__How to complete this task__.
Your task is to extract every entry that follows word for word while excluding the pictures.

### Exercise materials

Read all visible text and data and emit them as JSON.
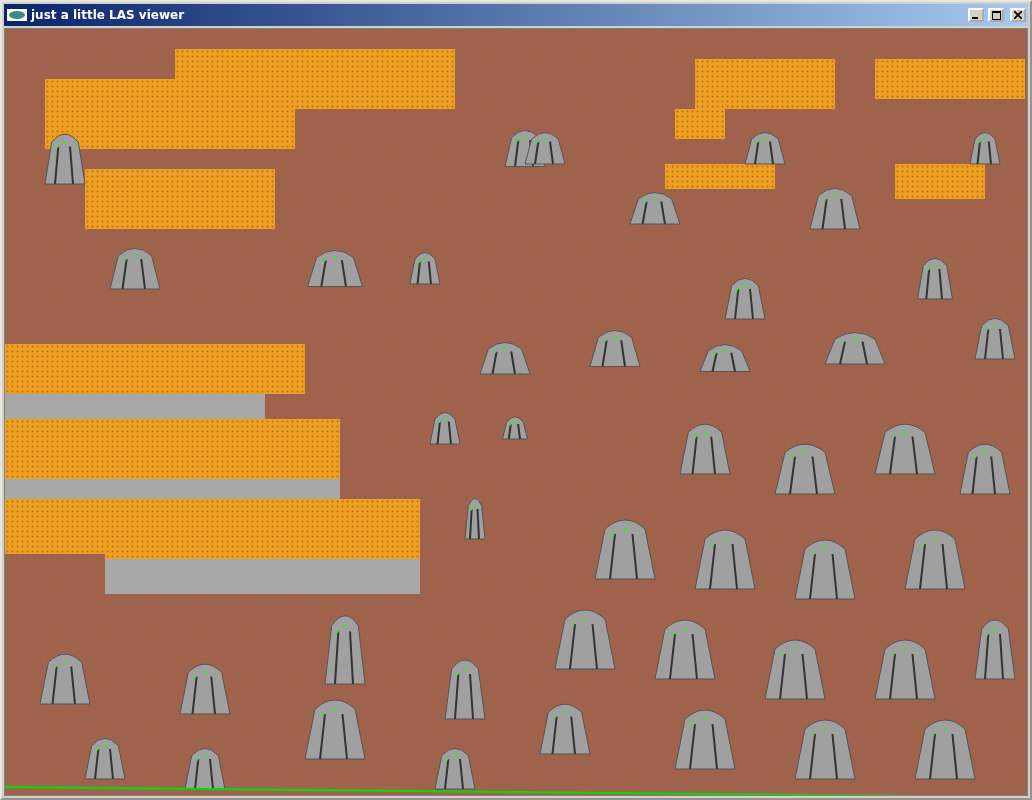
{
  "window": {
    "title": "just a little LAS viewer"
  }
}
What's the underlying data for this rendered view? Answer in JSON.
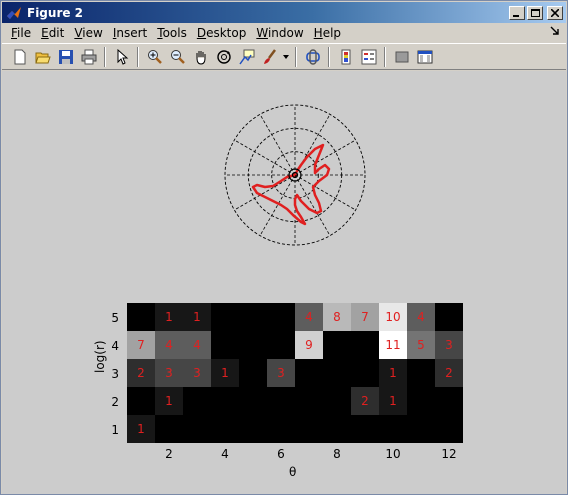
{
  "window": {
    "title": "Figure 2"
  },
  "menubar": {
    "items": [
      {
        "label": "File",
        "u": "F",
        "rest": "ile"
      },
      {
        "label": "Edit",
        "u": "E",
        "rest": "dit"
      },
      {
        "label": "View",
        "u": "V",
        "rest": "iew"
      },
      {
        "label": "Insert",
        "u": "I",
        "rest": "nsert"
      },
      {
        "label": "Tools",
        "u": "T",
        "rest": "ools"
      },
      {
        "label": "Desktop",
        "u": "D",
        "rest": "esktop"
      },
      {
        "label": "Window",
        "u": "W",
        "rest": "indow"
      },
      {
        "label": "Help",
        "u": "H",
        "rest": "elp"
      }
    ]
  },
  "toolbar": {
    "icons": [
      "new-figure-icon",
      "open-file-icon",
      "save-icon",
      "print-icon",
      "pointer-icon",
      "zoom-in-icon",
      "zoom-out-icon",
      "pan-icon",
      "rotate-3d-icon",
      "data-cursor-icon",
      "brush-icon",
      "link-plot-icon",
      "colorbar-icon",
      "legend-icon",
      "hide-plot-tools-icon",
      "show-plot-tools-icon"
    ]
  },
  "colors": {
    "accent_red": "#e02020",
    "title_blue": "#0a246a"
  },
  "chart_data": [
    {
      "type": "scatter",
      "coordinate_system": "polar",
      "rings": 3,
      "spokes": 12
    },
    {
      "type": "heatmap",
      "xlabel": "θ",
      "ylabel": "log(r)",
      "x_ticks": [
        "2",
        "4",
        "6",
        "8",
        "10",
        "12"
      ],
      "y_ticks": [
        "1",
        "2",
        "3",
        "4",
        "5"
      ],
      "cols": 12,
      "rows_top_to_bottom": [
        5,
        4,
        3,
        2,
        1
      ],
      "values": [
        [
          0,
          1,
          1,
          0,
          0,
          0,
          4,
          8,
          7,
          10,
          4,
          0
        ],
        [
          7,
          4,
          4,
          0,
          0,
          0,
          9,
          0,
          0,
          11,
          5,
          3
        ],
        [
          2,
          3,
          3,
          1,
          0,
          3,
          0,
          0,
          0,
          1,
          0,
          2
        ],
        [
          0,
          1,
          0,
          0,
          0,
          0,
          0,
          0,
          2,
          1,
          0,
          0
        ],
        [
          1,
          0,
          0,
          0,
          0,
          0,
          0,
          0,
          0,
          0,
          0,
          0
        ]
      ],
      "vmax": 11
    }
  ]
}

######

__Exercise output__.
Read all visible text and data and emit them as JSON.
{
  "window": {
    "title": "just a little LAS viewer"
  }
}
What's the underlying data for this rendered view? Answer in JSON.
{
  "window": {
    "title": "Figure 2"
  },
  "menubar": {
    "items": [
      {
        "label": "File",
        "u": "F",
        "rest": "ile"
      },
      {
        "label": "Edit",
        "u": "E",
        "rest": "dit"
      },
      {
        "label": "View",
        "u": "V",
        "rest": "iew"
      },
      {
        "label": "Insert",
        "u": "I",
        "rest": "nsert"
      },
      {
        "label": "Tools",
        "u": "T",
        "rest": "ools"
      },
      {
        "label": "Desktop",
        "u": "D",
        "rest": "esktop"
      },
      {
        "label": "Window",
        "u": "W",
        "rest": "indow"
      },
      {
        "label": "Help",
        "u": "H",
        "rest": "elp"
      }
    ]
  },
  "toolbar": {
    "icons": [
      "new-figure-icon",
      "open-file-icon",
      "save-icon",
      "print-icon",
      "pointer-icon",
      "zoom-in-icon",
      "zoom-out-icon",
      "pan-icon",
      "rotate-3d-icon",
      "data-cursor-icon",
      "brush-icon",
      "link-plot-icon",
      "colorbar-icon",
      "legend-icon",
      "hide-plot-tools-icon",
      "show-plot-tools-icon"
    ]
  },
  "colors": {
    "accent_red": "#e02020",
    "title_blue": "#0a246a"
  },
  "chart_data": [
    {
      "type": "scatter",
      "coordinate_system": "polar",
      "rings": 3,
      "spokes": 12
    },
    {
      "type": "heatmap",
      "xlabel": "θ",
      "ylabel": "log(r)",
      "x_ticks": [
        "2",
        "4",
        "6",
        "8",
        "10",
        "12"
      ],
      "y_ticks": [
        "1",
        "2",
        "3",
        "4",
        "5"
      ],
      "cols": 12,
      "rows_top_to_bottom": [
        5,
        4,
        3,
        2,
        1
      ],
      "values": [
        [
          0,
          1,
          1,
          0,
          0,
          0,
          4,
          8,
          7,
          10,
          4,
          0
        ],
        [
          7,
          4,
          4,
          0,
          0,
          0,
          9,
          0,
          0,
          11,
          5,
          3
        ],
        [
          2,
          3,
          3,
          1,
          0,
          3,
          0,
          0,
          0,
          1,
          0,
          2
        ],
        [
          0,
          1,
          0,
          0,
          0,
          0,
          0,
          0,
          2,
          1,
          0,
          0
        ],
        [
          1,
          0,
          0,
          0,
          0,
          0,
          0,
          0,
          0,
          0,
          0,
          0
        ]
      ],
      "vmax": 11
    }
  ]
}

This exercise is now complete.